— Task item —
The whole set of entries is to be restated word for word.

— Information given —

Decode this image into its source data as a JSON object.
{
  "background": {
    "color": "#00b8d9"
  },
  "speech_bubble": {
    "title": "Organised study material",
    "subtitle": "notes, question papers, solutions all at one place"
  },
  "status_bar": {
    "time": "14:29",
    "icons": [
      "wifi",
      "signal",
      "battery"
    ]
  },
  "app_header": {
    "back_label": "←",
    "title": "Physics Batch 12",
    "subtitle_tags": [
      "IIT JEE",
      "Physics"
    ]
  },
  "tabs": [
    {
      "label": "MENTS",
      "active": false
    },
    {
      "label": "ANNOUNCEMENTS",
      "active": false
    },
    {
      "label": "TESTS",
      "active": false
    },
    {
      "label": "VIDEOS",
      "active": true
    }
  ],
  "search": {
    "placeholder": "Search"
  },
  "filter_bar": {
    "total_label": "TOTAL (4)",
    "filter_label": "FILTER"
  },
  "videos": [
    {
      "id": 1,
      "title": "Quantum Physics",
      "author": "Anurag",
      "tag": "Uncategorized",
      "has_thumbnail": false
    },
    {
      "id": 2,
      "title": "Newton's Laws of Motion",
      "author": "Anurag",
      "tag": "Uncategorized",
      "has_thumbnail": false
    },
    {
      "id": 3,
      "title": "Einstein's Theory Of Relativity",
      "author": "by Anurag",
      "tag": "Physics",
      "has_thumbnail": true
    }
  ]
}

— Finished exercise —
Decode this image into its source data as a JSON object.
{
  "background": {
    "color": "#00b8d9"
  },
  "speech_bubble": {
    "title": "Organised study material",
    "subtitle": "notes, question papers, solutions all at one place"
  },
  "status_bar": {
    "time": "14:29",
    "icons": [
      "wifi",
      "signal",
      "battery"
    ]
  },
  "app_header": {
    "back_label": "←",
    "title": "Physics Batch 12",
    "subtitle_tags": [
      "IIT JEE",
      "Physics"
    ]
  },
  "tabs": [
    {
      "label": "MENTS",
      "active": false
    },
    {
      "label": "ANNOUNCEMENTS",
      "active": false
    },
    {
      "label": "TESTS",
      "active": false
    },
    {
      "label": "VIDEOS",
      "active": true
    }
  ],
  "search": {
    "placeholder": "Search"
  },
  "filter_bar": {
    "total_label": "TOTAL (4)",
    "filter_label": "FILTER"
  },
  "videos": [
    {
      "id": 1,
      "title": "Quantum Physics",
      "author": "Anurag",
      "tag": "Uncategorized",
      "has_thumbnail": false
    },
    {
      "id": 2,
      "title": "Newton's Laws of Motion",
      "author": "Anurag",
      "tag": "Uncategorized",
      "has_thumbnail": false
    },
    {
      "id": 3,
      "title": "Einstein's Theory Of Relativity",
      "author": "by Anurag",
      "tag": "Physics",
      "has_thumbnail": true
    }
  ]
}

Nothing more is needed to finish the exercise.